As their popularity grew, Wakefield stepped up his output of original songs, not so much to pursue excellence as a writer, more to simply have something the band could play other than covers.“But I got better at it, the writing as well as the singing,” he says. “I attribute that to this routine we had in our band house. Everybody had to put five hours a week into individual practicing. We’d keep track of what we did with this schedule on the fridge. Band rehearsals were every night, Monday through Friday, with Monday night reserved for showing everybody what we had been working on. For young kids, we were strangely responsible.”

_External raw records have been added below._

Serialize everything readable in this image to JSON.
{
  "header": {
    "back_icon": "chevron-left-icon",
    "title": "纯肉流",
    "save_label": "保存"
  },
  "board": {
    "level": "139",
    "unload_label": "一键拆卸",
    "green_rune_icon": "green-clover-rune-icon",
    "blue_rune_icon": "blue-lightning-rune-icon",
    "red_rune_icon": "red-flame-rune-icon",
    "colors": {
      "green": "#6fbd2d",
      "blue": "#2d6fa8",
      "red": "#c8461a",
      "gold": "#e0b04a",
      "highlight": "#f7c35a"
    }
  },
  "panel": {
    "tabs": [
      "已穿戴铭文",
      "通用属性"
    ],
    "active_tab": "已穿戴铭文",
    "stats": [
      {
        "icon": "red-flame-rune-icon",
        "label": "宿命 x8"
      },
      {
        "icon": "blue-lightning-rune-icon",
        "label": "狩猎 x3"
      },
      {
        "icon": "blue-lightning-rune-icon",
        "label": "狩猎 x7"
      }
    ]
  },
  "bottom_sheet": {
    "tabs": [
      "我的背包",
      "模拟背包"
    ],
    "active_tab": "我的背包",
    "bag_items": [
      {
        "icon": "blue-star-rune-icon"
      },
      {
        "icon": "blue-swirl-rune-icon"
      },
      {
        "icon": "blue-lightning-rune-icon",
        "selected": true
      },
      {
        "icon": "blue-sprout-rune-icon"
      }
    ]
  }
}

Wakefield decided to try his luck in Nashville. He and his girlfriend, an aspiring country singer, drove into town in their van. He formed a bluegrass group, started writing more seriously and made ends meet by painting houses. Opportunity struck when a scout for The Voice heard him play at Soulshine Pizza and invited him to audition. By the time he made it to the finals of Season 10, America had gotten the word about who Adam Wakefield is and what he has to offer.

Working independently, he hit the top of the iTunes chart with “Lonesome, Broken and Blue,” the original song he performed during the season finale for The Voice. He also aced one of Nashville’s most challenging gigs when the SteelDrivers asked him to sit in for their lead singer Gary Nichols, who was taking some time off. “Honestly, it made me a better singer,” he insists. “And it helped me write better too. A few of songs on Gods and Ghosts come from that period. One of their songs, ‘Peacemaker,’ specifically inspired the droning lick I put at the beginning of ‘Shoot Me Where I Stand.’”

All of these experiences — on the road, in the studio, in writing rooms and on national TV — play into Wakefield’s artistry. “I’m not saying I’ve had a hard life,” he says. “But when I write songs about somebody dying or trying to get sober, these are experiences I’ve had. The more you wear your heart on your sleeve as a writer, the better the tunes seem to turn out. That’s what John Prine, Jamey Johnson and people in that vein do. That’s where I want to go with what I do.”

VENUE INFORMATION:

All ticket holders are able to order food and drinks during the event. Standing Room Ticket holders generally place their orders with the venue bar staff. Main Floor Reserved Table and VIP Balcony Table ticket holders are served by MadLife’s friendly wait staff throughout the event.

Refer to the seating map below for a layout of the venue for this show. Please note the table arrangement is subject to change and not all tables may be available.

If You Wish To Select A Specific Reserved Table:

Holders of VIP Balcony and Main Floor Reserved Table tickets have the ability to select any available reserved table from the moment their tickets are purchased, up until 30 minutes BEFORE doors open to the event (i.e. if doors are at 6:30, cutoff time for selecting a reserved table would be at 6:00). Tables can be selected EITHER at the Box Office or by contacting the Box Office during its hours of operation at (678) 384-2363 ext. 1. Please note that tables cannot be selected online for this show and if you do not select a table, MadLife will select one for you. Selecting a table is not required, but is an option available.

For any wheelchair or ADA needs, please contact the Box Office in advance of the event at (678) 384-2363 ext. 1.

Please Note: Ticket Prices May Increase At Any Time

For any other questions regarding the event or tickets, please contact the Box Office during its hours of operation at (678) 384-2363 ext. 1.

Box Office hours of operation are Wednesday-Saturday 5:00 PM - 9:00 PM.

Venue Information:
MadLife Stage & Studios
8722 Main St
Woodstock, GA, 30188